In the KHN-Johns Hopkins data, the seven patients of Dr. Antonio Santillan-Gomez who filled opioid prescriptions after minimally invasive hysterectomies in 2016 received an average of 77 pills each.
A gynecologic oncologist, Santillan-Gomez said: “I’m in San Antonio, and some of my patients come from Laredo or Corpus Christi, so they would have to drive two to three hours for a prescription.”
Still, he said, since e-prescribing of opioids became more widespread in the past few years, he and other surgeons in his group have limited prescriptions to 20 to 30 pills and encouraged patients to take Tylenol or other over-the-counter medications if they run out. E-prescribing can not only help track patients getting opioids but also reduce the problem of patients having to drive back to the office to get a written prescription.
Dr. Janet Grange, a breast surgeon in Omaha, Neb., said that in her experience, opioid dependence had not been a problem.
“I can absolutely tell you I don’t have even 1% who become long-term opioid users,” said Grange.
The analysis showed that Grange had 12 opioid-naïve Medicare patients who had a lumpectomy in 2016. Eight of them filled prescriptions for an average of 47 pills per patient.
She called Johns Hopkins’ zero-to-10-pill pain-control recommendation following that procedure “miserly.”
The Pendulum Swings
Some of the higher-prescribing surgeons in the KHN-Johns Hopkins analysis reflected on their potential contribution to a national catastrophe and are changing their practice.
“That is a shocking number,” said oncologist Garrett, speaking of the finding that 6% of patients who go home with opioids will become dependent. “If it’s true, it’s something we need to educate physicians on much earlier in their medical careers.”
Garrett, in Eugene, Ore., said she has cut back on the number of pills she gives patients since 2016. The KHN-Johns Hopkins analysis showed that seven of her 13 opioid-naïve Medicare patients undergoing minimally invasive hysterectomies filled a prescription for opioids in 2016. Those patients took home an average of 76 pills each.
Johns Hopkins guidelines call for no more than 10 opioid pills following this procedure, while Brummett’s Michigan network recommends no more than 15.

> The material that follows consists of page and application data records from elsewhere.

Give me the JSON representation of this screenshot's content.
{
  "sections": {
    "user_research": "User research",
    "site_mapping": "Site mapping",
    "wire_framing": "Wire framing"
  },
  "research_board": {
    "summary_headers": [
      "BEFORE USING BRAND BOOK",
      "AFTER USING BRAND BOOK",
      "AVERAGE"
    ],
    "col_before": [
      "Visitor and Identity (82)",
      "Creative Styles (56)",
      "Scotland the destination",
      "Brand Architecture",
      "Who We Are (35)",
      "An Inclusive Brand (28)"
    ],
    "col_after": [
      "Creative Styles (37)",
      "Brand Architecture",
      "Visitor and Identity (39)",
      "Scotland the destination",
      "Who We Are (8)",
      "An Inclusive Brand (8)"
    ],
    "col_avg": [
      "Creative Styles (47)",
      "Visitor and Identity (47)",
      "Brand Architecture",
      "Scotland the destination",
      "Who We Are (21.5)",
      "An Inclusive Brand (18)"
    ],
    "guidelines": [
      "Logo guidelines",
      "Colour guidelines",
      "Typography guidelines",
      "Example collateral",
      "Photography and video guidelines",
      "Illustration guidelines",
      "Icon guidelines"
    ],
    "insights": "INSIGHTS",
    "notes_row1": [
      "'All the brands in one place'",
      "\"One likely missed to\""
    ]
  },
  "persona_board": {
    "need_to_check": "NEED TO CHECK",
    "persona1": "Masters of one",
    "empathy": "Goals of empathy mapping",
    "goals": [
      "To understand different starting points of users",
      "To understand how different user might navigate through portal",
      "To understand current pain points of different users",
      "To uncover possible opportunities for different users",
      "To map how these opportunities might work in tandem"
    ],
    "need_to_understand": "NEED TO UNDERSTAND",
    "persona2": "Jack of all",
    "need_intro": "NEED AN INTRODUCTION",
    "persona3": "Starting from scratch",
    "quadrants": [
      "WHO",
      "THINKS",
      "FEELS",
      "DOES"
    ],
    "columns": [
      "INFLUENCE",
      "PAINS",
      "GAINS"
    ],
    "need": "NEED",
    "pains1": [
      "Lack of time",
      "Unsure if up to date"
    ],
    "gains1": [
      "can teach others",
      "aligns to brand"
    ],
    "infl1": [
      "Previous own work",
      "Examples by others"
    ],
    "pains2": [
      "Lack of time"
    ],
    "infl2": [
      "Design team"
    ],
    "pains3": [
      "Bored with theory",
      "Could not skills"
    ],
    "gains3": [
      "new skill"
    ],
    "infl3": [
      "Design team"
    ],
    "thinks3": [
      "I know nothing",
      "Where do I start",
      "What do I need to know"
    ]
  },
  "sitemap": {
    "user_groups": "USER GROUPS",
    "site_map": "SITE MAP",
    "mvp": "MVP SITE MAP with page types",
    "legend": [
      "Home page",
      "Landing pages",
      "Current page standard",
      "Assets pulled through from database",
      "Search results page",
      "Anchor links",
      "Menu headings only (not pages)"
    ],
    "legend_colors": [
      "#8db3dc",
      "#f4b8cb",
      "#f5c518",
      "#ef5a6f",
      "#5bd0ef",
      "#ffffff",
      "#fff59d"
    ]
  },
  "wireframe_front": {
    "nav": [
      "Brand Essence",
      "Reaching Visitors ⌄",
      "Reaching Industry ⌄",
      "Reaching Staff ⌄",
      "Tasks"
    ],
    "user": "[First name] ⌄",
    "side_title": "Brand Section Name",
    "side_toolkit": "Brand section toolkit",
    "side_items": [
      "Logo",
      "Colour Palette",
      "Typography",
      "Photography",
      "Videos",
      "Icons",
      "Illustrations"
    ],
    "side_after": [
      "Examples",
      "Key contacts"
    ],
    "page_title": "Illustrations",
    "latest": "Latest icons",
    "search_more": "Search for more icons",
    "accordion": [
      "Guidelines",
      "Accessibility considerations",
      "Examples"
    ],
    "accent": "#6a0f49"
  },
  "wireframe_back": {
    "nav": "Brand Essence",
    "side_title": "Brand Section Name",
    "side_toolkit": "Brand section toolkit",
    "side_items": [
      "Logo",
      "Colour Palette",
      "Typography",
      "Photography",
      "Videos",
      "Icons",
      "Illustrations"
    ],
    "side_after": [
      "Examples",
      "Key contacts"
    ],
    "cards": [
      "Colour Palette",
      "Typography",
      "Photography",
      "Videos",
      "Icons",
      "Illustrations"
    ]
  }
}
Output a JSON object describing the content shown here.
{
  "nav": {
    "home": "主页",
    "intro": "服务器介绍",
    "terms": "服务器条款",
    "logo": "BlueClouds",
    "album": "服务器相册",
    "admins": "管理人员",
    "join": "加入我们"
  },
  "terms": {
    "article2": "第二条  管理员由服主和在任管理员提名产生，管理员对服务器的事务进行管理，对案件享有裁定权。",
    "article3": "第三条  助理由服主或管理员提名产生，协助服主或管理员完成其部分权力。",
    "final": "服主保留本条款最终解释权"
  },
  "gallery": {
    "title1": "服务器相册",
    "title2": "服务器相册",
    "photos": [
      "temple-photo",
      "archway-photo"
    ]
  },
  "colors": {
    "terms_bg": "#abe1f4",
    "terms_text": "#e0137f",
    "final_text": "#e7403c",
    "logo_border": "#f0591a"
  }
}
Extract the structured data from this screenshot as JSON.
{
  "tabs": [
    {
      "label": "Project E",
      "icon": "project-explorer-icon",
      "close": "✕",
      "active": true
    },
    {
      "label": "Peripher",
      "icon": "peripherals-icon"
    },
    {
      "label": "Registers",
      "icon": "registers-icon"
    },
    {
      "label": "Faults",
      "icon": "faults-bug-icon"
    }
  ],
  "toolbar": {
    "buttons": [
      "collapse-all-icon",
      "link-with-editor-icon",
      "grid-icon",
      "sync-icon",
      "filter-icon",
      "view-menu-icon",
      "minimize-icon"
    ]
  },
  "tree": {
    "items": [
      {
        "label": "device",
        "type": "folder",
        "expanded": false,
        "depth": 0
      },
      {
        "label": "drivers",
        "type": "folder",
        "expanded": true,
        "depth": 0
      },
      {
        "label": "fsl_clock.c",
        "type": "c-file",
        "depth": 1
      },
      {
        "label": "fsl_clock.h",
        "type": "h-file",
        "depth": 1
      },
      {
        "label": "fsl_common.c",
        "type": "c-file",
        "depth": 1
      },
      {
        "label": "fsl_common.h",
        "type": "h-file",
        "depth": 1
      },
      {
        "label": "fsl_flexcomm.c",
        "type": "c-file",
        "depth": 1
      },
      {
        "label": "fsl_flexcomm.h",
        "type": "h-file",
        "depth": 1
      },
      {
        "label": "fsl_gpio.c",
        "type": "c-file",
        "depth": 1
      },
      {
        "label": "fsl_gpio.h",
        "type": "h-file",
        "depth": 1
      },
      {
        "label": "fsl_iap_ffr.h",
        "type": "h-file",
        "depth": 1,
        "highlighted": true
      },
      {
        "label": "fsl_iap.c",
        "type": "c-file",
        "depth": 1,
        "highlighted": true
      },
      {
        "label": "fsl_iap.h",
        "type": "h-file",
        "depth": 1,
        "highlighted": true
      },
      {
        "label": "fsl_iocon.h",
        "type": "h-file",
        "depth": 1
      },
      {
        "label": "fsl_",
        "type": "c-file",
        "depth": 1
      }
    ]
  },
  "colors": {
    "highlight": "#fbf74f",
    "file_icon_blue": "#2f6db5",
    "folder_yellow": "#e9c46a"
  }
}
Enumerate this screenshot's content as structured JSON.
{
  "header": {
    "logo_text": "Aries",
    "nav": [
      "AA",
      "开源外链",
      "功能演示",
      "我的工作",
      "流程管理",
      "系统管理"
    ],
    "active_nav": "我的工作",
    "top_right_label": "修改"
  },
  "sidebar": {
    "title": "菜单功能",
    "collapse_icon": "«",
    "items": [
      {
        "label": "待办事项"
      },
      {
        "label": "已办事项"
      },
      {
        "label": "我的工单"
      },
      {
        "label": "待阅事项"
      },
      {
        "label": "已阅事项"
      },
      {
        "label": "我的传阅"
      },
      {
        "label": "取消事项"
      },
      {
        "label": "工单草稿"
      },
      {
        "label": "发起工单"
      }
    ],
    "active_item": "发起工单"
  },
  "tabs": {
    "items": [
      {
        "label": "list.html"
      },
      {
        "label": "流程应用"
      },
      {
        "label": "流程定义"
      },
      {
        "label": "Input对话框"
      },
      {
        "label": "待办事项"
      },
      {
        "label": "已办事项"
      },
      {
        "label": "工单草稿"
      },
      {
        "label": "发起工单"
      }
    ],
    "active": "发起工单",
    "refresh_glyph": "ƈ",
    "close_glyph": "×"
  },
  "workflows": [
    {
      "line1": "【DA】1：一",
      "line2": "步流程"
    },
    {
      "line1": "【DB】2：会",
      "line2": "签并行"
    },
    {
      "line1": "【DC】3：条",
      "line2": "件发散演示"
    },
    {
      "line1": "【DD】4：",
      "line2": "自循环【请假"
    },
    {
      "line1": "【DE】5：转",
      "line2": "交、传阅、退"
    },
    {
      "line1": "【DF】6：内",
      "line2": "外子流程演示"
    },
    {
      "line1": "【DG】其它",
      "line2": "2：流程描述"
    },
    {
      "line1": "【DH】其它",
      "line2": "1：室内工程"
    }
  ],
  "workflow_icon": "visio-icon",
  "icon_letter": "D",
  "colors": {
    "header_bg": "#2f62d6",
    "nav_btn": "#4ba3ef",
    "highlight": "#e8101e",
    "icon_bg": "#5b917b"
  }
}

Surgeon and researcher Dr. Richard Barth, once a heavy prescriber himself, said that his own experience convinced him that physicians’ preconceptions about how much pain relief is needed are often way off.
The analysis showed his lumpectomy patients in 2013 filled an average of 33 pills in the week after surgery. By 2016, that average had dropped to seven pills. Many patients, he said, can do just fine after lumpectomy with over-the-counter medications — and often no opioids at all.
The key, he said, is to set patients’ expectations upfront.
“I tell them it’s OK to have a little discomfort, that we’re not trying to get to zero pain,” said Barth, who is chief of general surgery at Dartmouth-Hitchcock Medical Center and has published extensively on opioid prescribing.
After lumpectomy, “what I recommend is Tylenol and ibuprofen for at least a few days and to use the opioids only if the discomfort isn’t relieved by those.”
Indeed, the data analysis showed that a significant number of patients given prescriptions for opioids never filled them because they don’t need that level of pain relief.
Between 2011 and 2016, for example, only 62% of lumpectomy patients in the analysis filled prescriptions, similar to hysterectomy patients.
In 2016, patients of Dr. Kimberli Cox, a surgeon in Peoria, Ariz., were prescribed about 59 pills in the week following lumpectomy, well above the recommendations from both Johns Hopkins and others.
But the KHN-Johns Hopkins analysis of that year’s data shows that half of her patients never filled a painkiller prescription — a fact she acknowledges has changed her thinking.
“I am now starting to prescribe less because many patients say, ‘You gave me too many’ or ‘I didn’t fill it,” she said.